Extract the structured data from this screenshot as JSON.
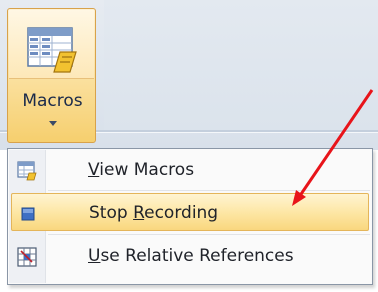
{
  "ribbon": {
    "macros_button": {
      "label": "Macros",
      "icon": "macros-icon"
    }
  },
  "menu": {
    "items": [
      {
        "label": "View Macros",
        "mnemonic": "V",
        "rest": "iew Macros",
        "icon": "view-macros-icon",
        "highlighted": false
      },
      {
        "label": "Stop Recording",
        "prefix": "Stop ",
        "mnemonic": "R",
        "rest": "ecording",
        "icon": "stop-recording-icon",
        "highlighted": true
      },
      {
        "label": "Use Relative References",
        "mnemonic": "U",
        "rest": "se Relative References",
        "icon": "relative-references-icon",
        "highlighted": false
      }
    ]
  },
  "annotation": {
    "arrow_color": "#e8141a"
  }
}
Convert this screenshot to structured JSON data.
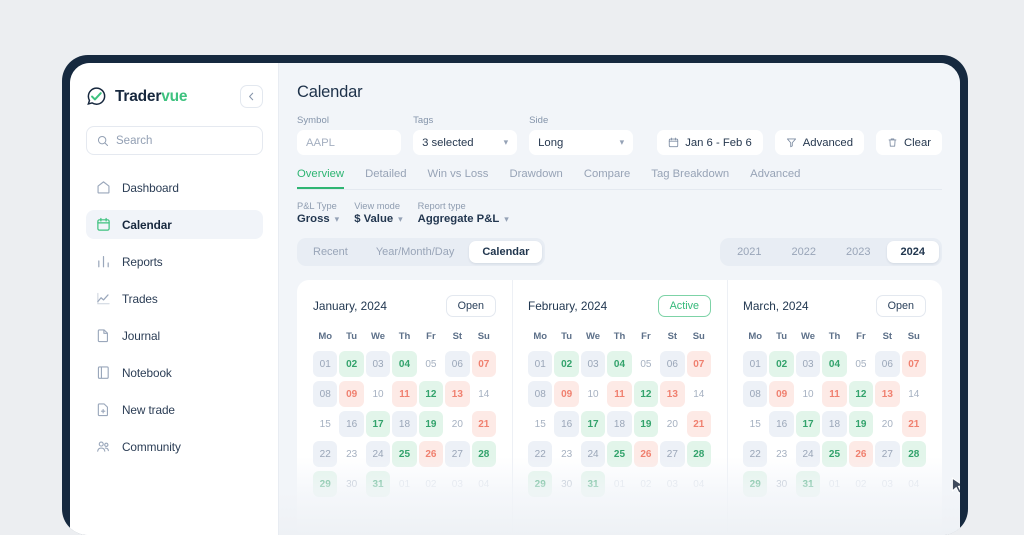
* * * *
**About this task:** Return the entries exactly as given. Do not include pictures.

**Solution to the exercise:**
Extract the structured data from this screenshot as JSON.
{
  "ribbon": {
    "macros_button": {
      "label": "Macros",
      "icon": "macros-icon"
    }
  },
  "menu": {
    "items": [
      {
        "label": "View Macros",
        "mnemonic": "V",
        "rest": "iew Macros",
        "icon": "view-macros-icon",
        "highlighted": false
      },
      {
        "label": "Stop Recording",
        "prefix": "Stop ",
        "mnemonic": "R",
        "rest": "ecording",
        "icon": "stop-recording-icon",
        "highlighted": true
      },
      {
        "label": "Use Relative References",
        "mnemonic": "U",
        "rest": "se Relative References",
        "icon": "relative-references-icon",
        "highlighted": false
      }
    ]
  },
  "annotation": {
    "arrow_color": "#e8141a"
  }
}
Convert this screenshot to structured JSON data.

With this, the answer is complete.